• **YOUR TASK**
Note how many lines in the entries below contain the string "fileSlicSize", and answer with that number and no other text.

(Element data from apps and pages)
Start of Block
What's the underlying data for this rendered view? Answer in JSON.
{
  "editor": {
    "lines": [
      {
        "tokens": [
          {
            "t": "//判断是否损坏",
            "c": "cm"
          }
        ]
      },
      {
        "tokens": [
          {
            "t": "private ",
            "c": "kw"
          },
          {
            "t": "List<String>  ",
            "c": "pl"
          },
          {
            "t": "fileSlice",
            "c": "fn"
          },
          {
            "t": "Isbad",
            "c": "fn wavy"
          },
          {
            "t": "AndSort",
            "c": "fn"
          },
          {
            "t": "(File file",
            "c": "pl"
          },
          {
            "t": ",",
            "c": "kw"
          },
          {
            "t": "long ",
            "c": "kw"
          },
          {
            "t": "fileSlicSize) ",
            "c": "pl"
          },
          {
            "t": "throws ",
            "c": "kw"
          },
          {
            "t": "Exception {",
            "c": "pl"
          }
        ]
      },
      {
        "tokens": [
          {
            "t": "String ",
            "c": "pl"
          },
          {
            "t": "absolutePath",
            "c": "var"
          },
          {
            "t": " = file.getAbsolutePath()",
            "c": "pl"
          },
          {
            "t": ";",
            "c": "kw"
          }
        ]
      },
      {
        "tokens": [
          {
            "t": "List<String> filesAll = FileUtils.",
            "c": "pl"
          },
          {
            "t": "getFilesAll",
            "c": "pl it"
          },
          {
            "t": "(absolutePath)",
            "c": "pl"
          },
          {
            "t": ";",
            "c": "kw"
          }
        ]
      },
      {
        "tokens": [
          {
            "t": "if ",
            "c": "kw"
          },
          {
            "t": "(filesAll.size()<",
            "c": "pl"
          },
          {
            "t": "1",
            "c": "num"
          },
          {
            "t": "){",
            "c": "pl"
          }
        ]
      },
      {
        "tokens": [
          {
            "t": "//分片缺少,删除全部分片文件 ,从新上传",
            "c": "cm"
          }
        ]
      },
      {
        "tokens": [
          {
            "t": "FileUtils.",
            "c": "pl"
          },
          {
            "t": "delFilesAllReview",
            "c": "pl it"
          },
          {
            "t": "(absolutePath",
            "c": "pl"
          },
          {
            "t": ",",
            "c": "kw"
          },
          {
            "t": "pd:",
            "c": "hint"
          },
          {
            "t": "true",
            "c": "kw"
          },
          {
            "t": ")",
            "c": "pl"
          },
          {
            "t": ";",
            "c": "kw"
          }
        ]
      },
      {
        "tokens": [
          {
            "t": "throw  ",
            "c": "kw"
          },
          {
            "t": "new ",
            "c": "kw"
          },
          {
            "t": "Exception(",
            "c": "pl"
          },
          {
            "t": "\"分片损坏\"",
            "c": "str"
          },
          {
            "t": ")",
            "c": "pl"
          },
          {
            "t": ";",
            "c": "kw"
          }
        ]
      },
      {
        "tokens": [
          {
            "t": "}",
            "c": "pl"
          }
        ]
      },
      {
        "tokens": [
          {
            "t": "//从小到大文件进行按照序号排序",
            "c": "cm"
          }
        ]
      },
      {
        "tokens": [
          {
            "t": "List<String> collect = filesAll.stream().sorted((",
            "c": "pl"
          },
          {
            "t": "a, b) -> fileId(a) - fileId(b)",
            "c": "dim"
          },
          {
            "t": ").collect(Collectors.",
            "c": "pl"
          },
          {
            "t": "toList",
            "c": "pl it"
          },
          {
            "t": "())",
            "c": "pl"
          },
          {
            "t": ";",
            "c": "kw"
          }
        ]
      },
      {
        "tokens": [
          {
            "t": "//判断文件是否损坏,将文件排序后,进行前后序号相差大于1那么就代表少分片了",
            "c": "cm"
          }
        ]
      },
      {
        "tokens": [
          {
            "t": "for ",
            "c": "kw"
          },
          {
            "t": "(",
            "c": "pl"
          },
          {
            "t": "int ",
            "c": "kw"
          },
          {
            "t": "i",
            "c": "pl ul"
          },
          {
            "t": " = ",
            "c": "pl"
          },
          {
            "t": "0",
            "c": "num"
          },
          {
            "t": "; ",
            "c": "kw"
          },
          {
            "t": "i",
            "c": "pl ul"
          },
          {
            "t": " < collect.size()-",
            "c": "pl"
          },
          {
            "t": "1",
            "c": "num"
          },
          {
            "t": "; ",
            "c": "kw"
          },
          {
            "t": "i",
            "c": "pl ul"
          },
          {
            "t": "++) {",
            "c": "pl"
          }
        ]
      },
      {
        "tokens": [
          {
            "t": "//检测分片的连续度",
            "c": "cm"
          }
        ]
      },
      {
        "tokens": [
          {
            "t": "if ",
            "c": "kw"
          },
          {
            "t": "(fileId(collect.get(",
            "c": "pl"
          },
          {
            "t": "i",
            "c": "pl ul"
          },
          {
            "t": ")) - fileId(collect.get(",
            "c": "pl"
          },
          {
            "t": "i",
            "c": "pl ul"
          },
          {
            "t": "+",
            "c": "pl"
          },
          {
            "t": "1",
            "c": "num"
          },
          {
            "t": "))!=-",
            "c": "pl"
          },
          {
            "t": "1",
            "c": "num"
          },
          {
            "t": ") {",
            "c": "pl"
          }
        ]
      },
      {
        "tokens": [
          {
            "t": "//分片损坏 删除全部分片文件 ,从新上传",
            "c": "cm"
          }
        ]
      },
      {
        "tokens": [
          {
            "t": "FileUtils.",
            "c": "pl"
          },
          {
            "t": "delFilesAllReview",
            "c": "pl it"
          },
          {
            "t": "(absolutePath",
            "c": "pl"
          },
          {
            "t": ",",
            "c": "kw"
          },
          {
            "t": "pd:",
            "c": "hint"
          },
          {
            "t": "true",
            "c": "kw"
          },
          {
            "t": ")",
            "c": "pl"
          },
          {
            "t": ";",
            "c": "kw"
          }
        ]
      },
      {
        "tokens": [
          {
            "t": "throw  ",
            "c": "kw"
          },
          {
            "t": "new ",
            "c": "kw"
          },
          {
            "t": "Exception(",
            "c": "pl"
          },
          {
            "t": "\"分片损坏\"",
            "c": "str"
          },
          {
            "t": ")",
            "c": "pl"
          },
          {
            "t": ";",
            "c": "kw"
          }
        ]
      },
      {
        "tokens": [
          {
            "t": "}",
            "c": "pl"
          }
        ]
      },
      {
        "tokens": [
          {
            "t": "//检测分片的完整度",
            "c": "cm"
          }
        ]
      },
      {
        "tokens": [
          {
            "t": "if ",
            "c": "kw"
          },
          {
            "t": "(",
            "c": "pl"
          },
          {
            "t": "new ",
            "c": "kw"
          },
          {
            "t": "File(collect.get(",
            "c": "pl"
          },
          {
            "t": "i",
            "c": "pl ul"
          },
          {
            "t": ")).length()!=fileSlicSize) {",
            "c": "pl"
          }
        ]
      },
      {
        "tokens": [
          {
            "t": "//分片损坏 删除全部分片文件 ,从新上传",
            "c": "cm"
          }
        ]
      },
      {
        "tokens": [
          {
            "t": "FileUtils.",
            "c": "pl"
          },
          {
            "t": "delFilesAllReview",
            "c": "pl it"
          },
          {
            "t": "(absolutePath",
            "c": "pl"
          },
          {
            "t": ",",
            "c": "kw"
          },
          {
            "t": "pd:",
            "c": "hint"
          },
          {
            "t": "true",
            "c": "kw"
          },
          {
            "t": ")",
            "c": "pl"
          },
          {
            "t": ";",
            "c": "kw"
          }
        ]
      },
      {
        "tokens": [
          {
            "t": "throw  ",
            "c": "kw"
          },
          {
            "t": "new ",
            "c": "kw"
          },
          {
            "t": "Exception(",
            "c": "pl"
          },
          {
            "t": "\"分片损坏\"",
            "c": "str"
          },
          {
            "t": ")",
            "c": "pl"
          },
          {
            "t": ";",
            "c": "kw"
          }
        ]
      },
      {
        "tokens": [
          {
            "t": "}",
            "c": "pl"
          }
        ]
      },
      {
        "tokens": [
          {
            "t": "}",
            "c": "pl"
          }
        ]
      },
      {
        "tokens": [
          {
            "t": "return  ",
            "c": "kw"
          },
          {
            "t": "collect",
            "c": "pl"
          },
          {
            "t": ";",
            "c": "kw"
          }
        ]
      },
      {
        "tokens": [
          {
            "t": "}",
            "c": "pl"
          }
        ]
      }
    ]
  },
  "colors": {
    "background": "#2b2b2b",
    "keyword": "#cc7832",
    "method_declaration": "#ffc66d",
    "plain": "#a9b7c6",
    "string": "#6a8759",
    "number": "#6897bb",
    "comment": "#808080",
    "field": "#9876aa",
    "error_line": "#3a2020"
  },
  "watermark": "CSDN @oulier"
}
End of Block
• **SOLVED EXERCISE**
2